PCA Mark Carter reports very good overlapping pollinating/bloom in Nonpareils, Montereys, Carmels and Avalons in his contracted orchards in Fresno and Merced counties on the west side of the San Joaquin Valley.

These varieties were in full bloom on Thursday with Buttes/Padres at two to five percent at the same time.

Carter also is reporting good bee activity.

Most of his almond growers have a good water supply this season, but two are in federal water irrigation districts. One of those is drilling a well to make up for being shorted on the federal water.

“I have heard of growers shaking blooms to reduce or eliminate a crop, thereby reducing the water need for the trees,” said Carter.

This is a survival technique with pros and cons.

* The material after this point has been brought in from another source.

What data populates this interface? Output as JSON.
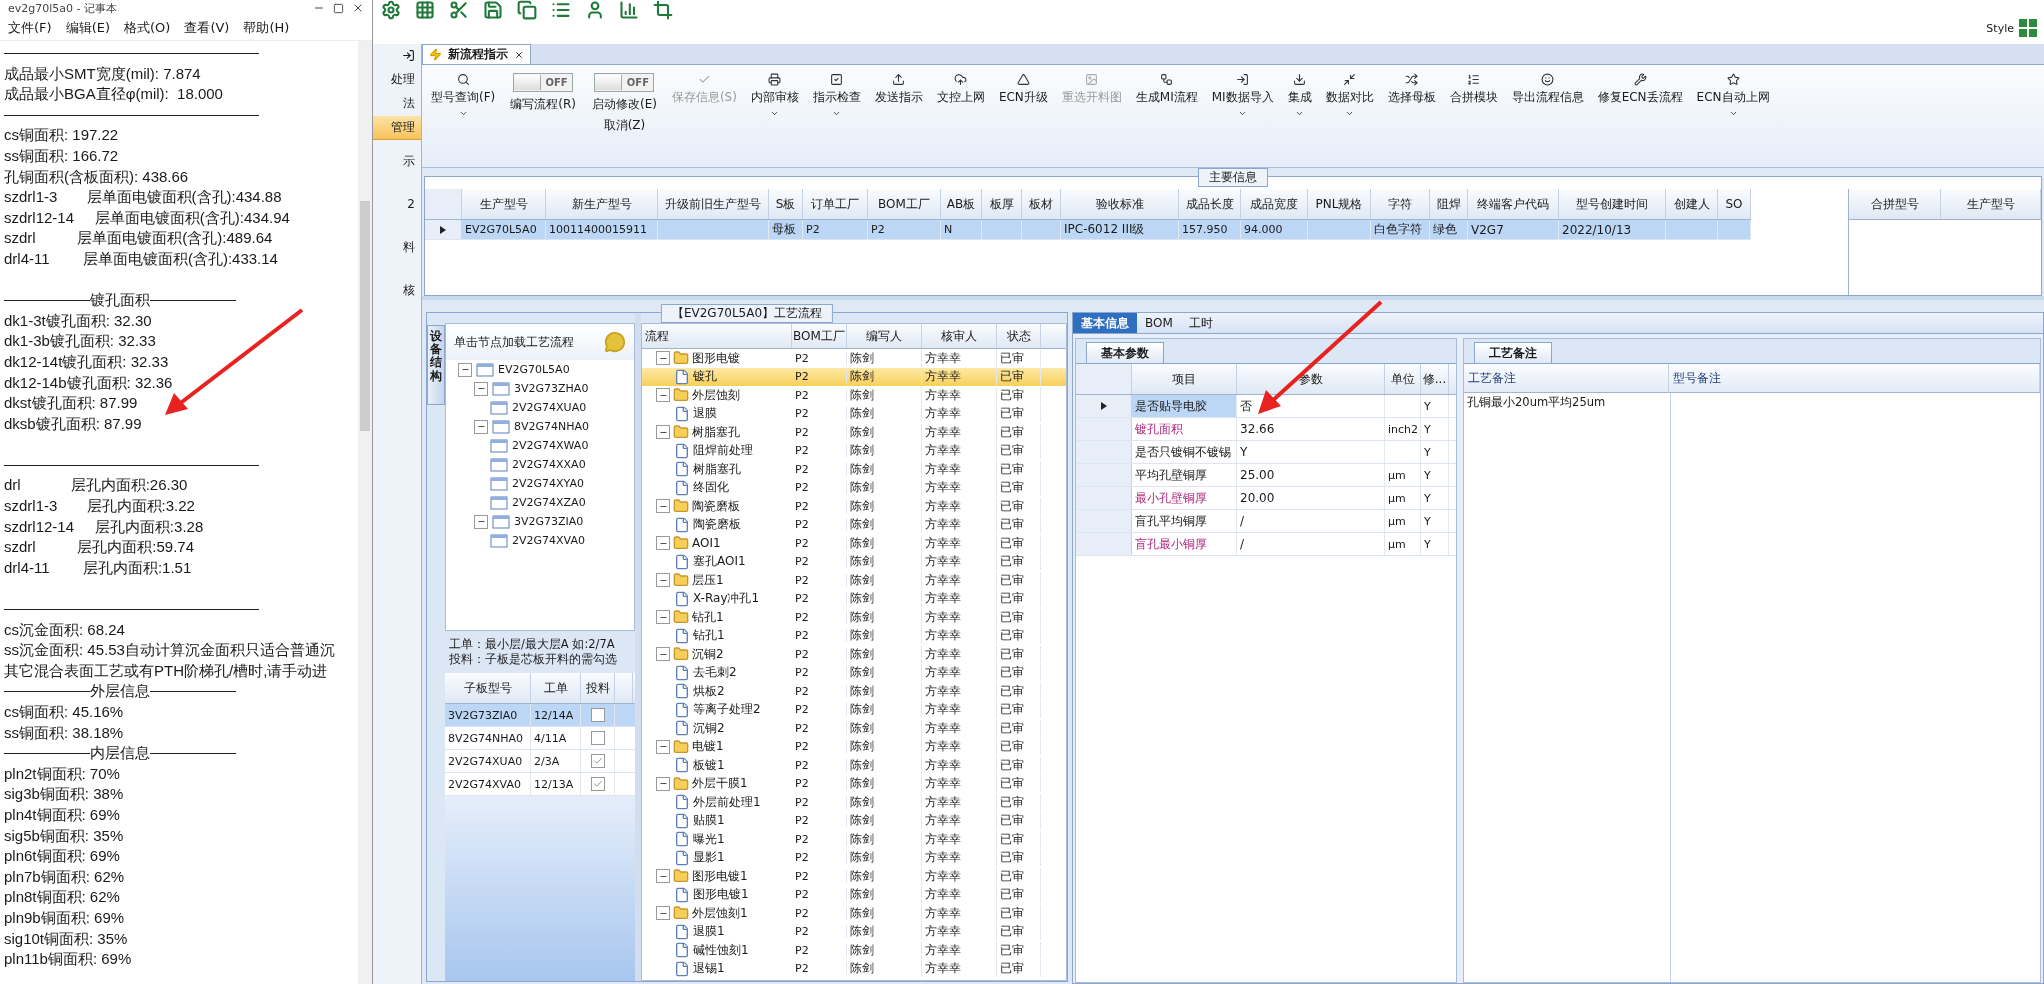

Some believe it will make trees go vegetative and actually need more water. Carter disagrees.

“They will go vegetative if they get water. However, if a grower is shaking trees to remove bloom, he does not have water to apply to make them go vegetative,” Carter says.”Farmers shaking blooms off are guys trying to get by on just one irrigation to keep trees alive.”

Others are not setting out bee hives for pollination in an effort to reduce the crop. This is somewhat of a gamble.

Without pollination and limited water, the assumption is that the trees will abort any crop it sets from the water stress.”

Madera County University of California Cooperative Extension farm advisor Brent Holtz says this is something of a gamble.

“I have seen orchards where there were no bees set a pretty good crop due to bees foraging from other nearby orchards where there were bees,” he said.

That could require the grower to at least mechanically drop the nuts on the orchard flood to disk under to prevent overwinter problems with Navel Orangeworm (NOW)